Problem description →
Go through the data below. List every line that holds the word "settings".

Provided data →

────

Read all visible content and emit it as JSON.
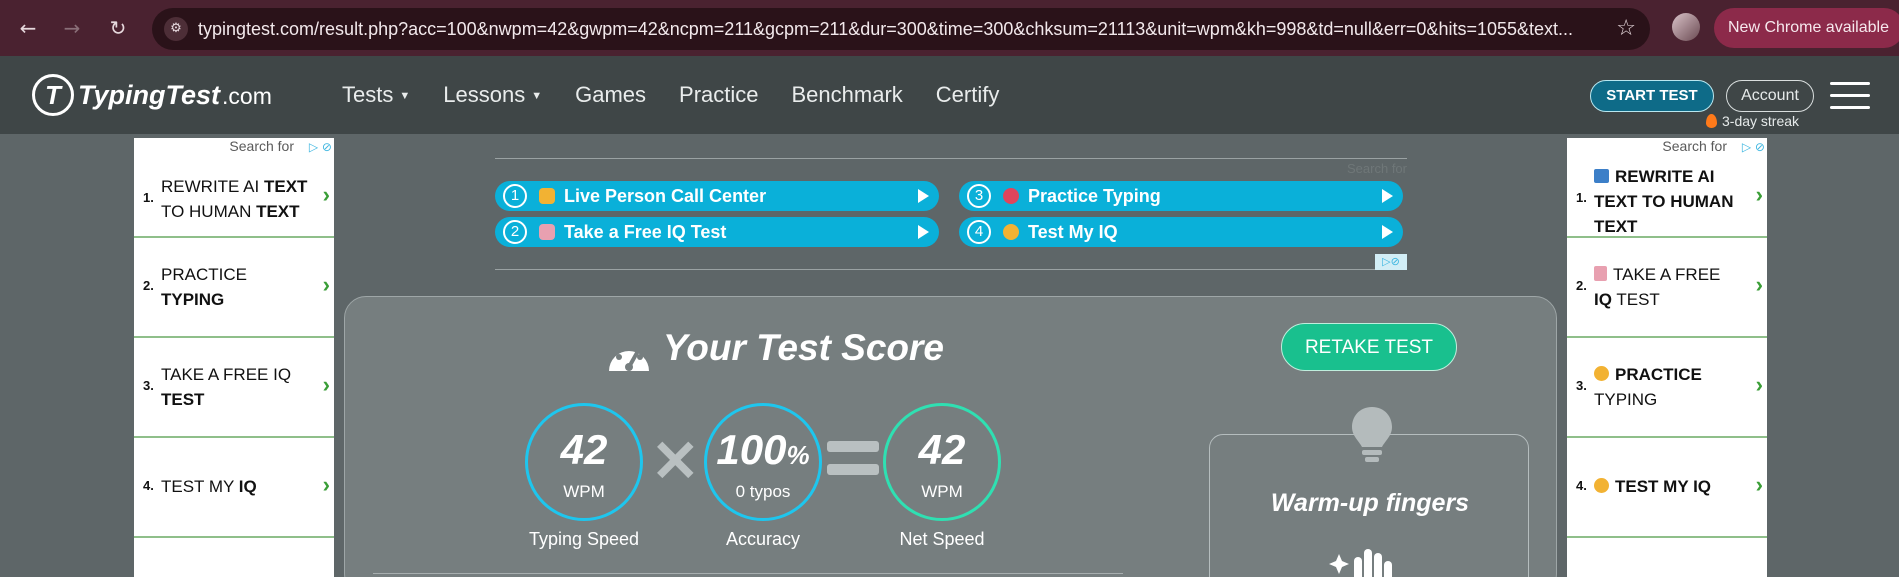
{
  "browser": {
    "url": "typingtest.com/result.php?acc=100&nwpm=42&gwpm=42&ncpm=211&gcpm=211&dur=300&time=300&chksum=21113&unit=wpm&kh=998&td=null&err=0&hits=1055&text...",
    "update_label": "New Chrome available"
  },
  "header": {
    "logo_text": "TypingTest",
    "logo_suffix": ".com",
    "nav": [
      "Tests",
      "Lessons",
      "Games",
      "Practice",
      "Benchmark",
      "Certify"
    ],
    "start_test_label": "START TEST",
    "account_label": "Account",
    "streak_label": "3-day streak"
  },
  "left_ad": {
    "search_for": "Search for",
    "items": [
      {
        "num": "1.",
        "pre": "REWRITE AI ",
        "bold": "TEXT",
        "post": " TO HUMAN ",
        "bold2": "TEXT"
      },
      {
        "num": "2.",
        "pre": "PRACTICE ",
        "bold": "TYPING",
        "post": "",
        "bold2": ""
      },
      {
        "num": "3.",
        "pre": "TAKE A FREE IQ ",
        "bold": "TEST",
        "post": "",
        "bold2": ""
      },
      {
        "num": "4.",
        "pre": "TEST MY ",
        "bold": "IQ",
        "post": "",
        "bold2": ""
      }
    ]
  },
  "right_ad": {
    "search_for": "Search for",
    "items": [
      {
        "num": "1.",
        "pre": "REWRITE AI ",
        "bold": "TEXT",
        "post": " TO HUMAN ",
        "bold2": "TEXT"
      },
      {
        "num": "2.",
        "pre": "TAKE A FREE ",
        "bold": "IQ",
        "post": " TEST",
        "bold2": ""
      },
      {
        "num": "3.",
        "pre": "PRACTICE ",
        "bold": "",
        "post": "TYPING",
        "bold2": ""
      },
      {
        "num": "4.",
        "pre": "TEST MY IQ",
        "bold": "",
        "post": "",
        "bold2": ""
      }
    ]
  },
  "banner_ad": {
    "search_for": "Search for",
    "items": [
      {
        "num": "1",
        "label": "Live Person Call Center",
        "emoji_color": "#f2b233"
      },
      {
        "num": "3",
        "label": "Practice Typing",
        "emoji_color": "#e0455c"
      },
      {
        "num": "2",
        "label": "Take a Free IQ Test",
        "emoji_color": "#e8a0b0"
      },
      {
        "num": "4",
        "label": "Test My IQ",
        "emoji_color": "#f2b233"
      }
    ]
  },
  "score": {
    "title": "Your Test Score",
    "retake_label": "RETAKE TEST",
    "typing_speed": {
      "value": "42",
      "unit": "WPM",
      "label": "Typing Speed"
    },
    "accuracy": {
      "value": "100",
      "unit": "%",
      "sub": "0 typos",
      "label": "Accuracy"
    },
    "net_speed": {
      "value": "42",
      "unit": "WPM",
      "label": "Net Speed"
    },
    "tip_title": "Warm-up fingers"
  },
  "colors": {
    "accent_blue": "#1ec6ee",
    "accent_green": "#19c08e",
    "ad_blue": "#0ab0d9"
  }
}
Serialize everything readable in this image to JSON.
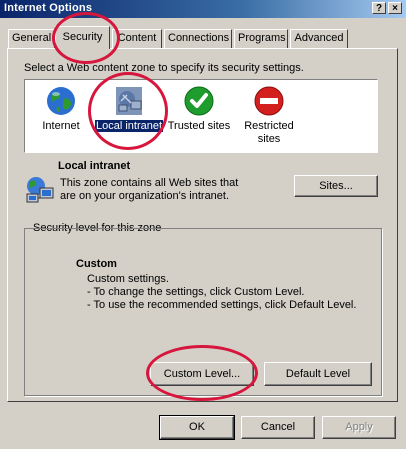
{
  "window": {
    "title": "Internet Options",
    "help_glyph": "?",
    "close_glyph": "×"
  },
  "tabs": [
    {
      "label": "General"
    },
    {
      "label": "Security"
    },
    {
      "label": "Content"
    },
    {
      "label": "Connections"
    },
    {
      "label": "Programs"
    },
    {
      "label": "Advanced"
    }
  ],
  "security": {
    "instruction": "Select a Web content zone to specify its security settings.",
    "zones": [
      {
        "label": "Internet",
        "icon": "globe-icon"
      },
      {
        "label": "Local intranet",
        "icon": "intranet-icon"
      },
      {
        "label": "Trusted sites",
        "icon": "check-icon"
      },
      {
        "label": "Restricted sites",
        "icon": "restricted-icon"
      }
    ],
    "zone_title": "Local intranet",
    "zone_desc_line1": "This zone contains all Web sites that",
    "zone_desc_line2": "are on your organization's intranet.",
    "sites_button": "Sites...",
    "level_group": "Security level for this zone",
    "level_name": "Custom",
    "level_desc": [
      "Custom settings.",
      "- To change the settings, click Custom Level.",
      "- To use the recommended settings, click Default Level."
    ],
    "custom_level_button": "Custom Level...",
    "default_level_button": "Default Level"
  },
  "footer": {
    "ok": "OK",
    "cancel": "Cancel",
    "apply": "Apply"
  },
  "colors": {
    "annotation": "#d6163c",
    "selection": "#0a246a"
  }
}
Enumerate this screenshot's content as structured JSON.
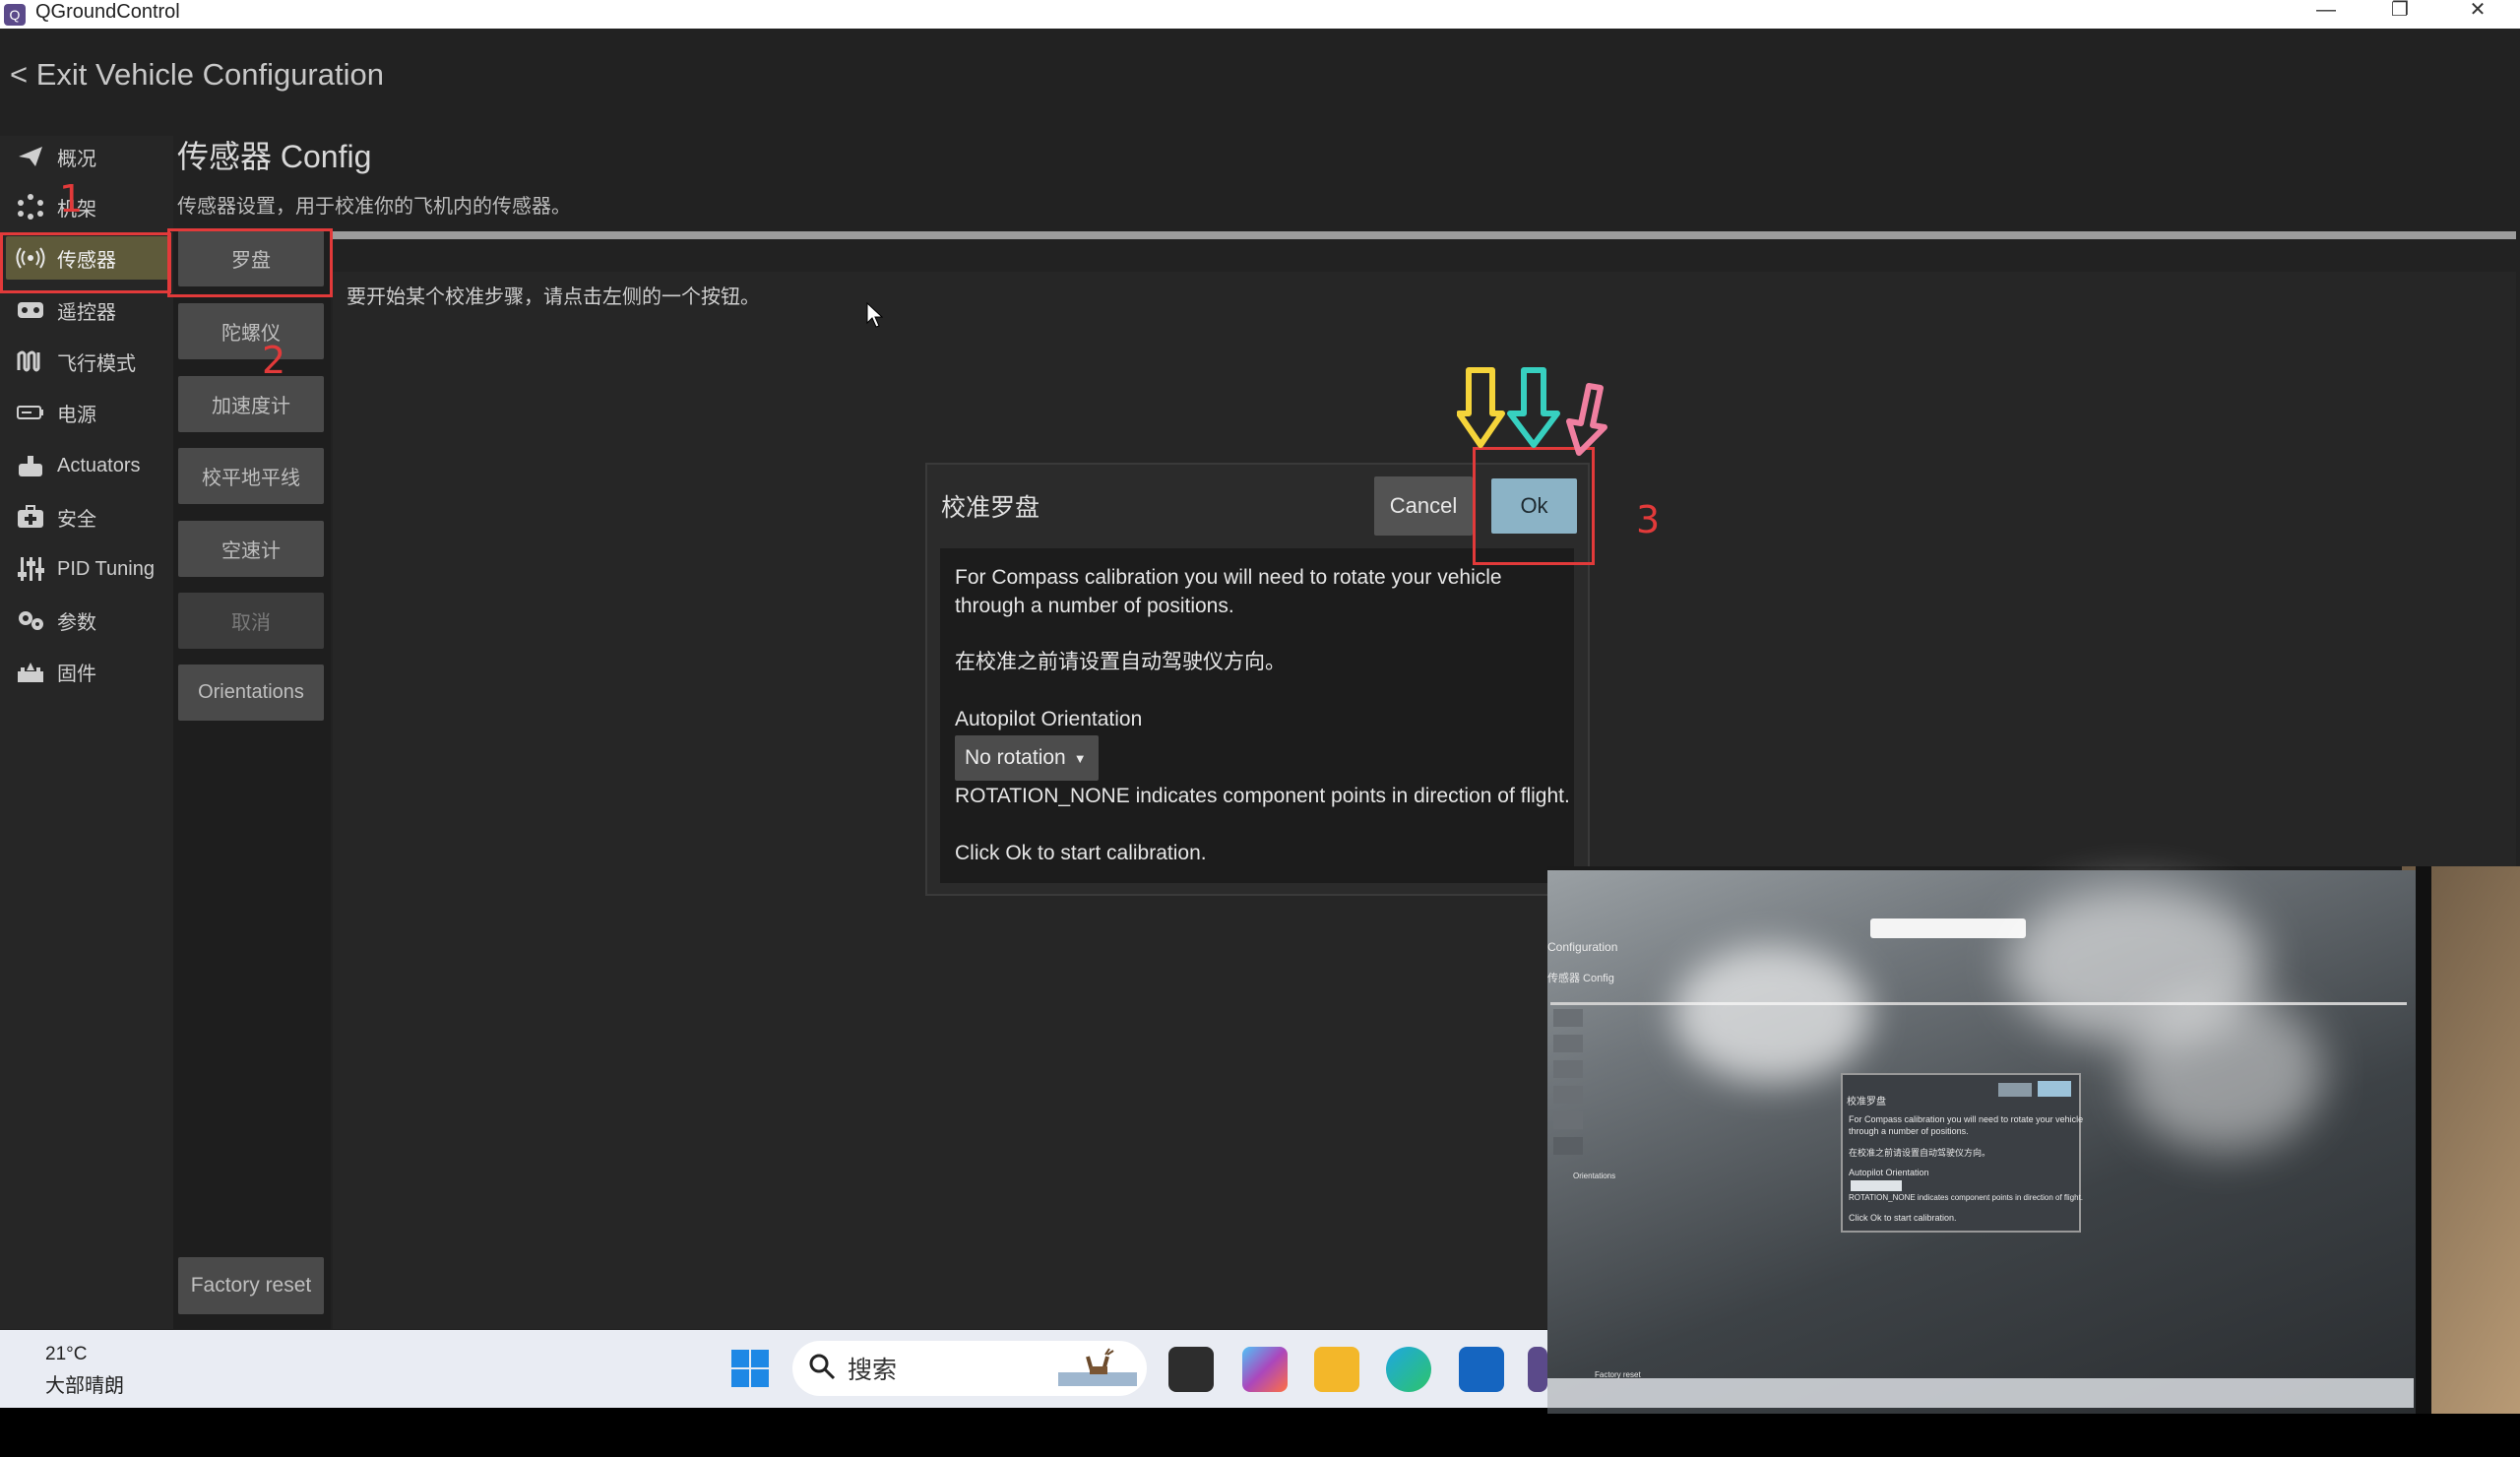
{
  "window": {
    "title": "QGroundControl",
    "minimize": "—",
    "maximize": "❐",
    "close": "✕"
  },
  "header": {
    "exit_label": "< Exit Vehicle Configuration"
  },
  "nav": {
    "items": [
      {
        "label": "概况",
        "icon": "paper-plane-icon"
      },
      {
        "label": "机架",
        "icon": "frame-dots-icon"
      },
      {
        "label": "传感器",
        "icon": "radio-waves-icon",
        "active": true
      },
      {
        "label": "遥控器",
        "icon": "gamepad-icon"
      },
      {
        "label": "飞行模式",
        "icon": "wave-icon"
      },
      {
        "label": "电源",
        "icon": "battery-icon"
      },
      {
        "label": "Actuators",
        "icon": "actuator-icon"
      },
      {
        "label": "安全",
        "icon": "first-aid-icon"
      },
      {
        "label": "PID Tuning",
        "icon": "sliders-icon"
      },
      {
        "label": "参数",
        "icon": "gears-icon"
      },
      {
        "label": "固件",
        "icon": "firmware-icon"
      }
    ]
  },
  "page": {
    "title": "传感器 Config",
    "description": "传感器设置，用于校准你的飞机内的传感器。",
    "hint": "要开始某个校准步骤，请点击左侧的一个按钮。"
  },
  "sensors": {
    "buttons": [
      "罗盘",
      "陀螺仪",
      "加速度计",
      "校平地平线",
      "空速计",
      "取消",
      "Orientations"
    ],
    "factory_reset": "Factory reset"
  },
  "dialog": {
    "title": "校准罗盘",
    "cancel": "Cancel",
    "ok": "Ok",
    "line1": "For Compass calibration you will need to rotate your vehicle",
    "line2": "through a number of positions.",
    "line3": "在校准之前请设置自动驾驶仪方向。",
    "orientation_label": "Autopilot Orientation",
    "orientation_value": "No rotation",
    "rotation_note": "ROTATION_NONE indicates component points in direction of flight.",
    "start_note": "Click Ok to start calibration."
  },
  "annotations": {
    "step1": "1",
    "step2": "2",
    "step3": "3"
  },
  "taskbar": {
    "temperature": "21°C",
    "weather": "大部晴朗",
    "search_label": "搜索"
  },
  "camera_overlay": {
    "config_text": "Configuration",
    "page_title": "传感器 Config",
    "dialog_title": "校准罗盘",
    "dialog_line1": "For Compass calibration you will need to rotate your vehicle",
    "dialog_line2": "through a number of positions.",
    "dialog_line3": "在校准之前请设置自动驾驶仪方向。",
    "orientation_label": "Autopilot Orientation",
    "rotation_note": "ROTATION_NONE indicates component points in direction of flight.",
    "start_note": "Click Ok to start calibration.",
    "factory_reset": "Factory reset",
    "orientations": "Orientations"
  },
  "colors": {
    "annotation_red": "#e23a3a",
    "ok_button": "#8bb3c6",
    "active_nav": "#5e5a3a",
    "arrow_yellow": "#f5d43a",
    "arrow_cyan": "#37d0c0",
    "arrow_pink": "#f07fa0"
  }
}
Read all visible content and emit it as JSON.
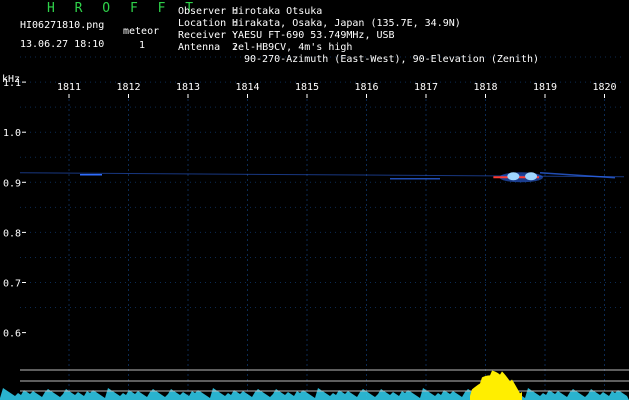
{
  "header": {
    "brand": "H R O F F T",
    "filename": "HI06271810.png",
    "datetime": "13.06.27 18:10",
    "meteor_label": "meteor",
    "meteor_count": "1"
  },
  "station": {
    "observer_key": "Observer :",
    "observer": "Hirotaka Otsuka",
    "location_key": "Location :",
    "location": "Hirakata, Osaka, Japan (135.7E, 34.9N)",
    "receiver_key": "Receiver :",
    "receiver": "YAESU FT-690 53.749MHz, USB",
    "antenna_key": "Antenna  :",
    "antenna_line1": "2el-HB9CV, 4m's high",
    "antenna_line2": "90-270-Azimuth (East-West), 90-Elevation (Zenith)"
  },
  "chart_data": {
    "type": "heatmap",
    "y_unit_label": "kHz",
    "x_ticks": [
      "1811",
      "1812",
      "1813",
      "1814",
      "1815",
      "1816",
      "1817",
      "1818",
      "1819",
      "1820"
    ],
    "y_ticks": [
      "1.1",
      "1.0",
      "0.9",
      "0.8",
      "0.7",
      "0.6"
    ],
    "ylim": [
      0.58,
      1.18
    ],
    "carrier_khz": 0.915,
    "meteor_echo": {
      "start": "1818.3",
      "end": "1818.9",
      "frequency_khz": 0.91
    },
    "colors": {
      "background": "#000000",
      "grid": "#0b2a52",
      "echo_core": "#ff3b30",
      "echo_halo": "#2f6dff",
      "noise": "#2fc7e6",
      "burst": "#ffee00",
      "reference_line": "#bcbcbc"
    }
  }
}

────

The completed task →
    "instruction": "Select a Web content zone to specify its security settings.",
      "Custom settings.",
      "- To change the settings, click Custom Level.",
      "- To use the recommended settings, click Default Level."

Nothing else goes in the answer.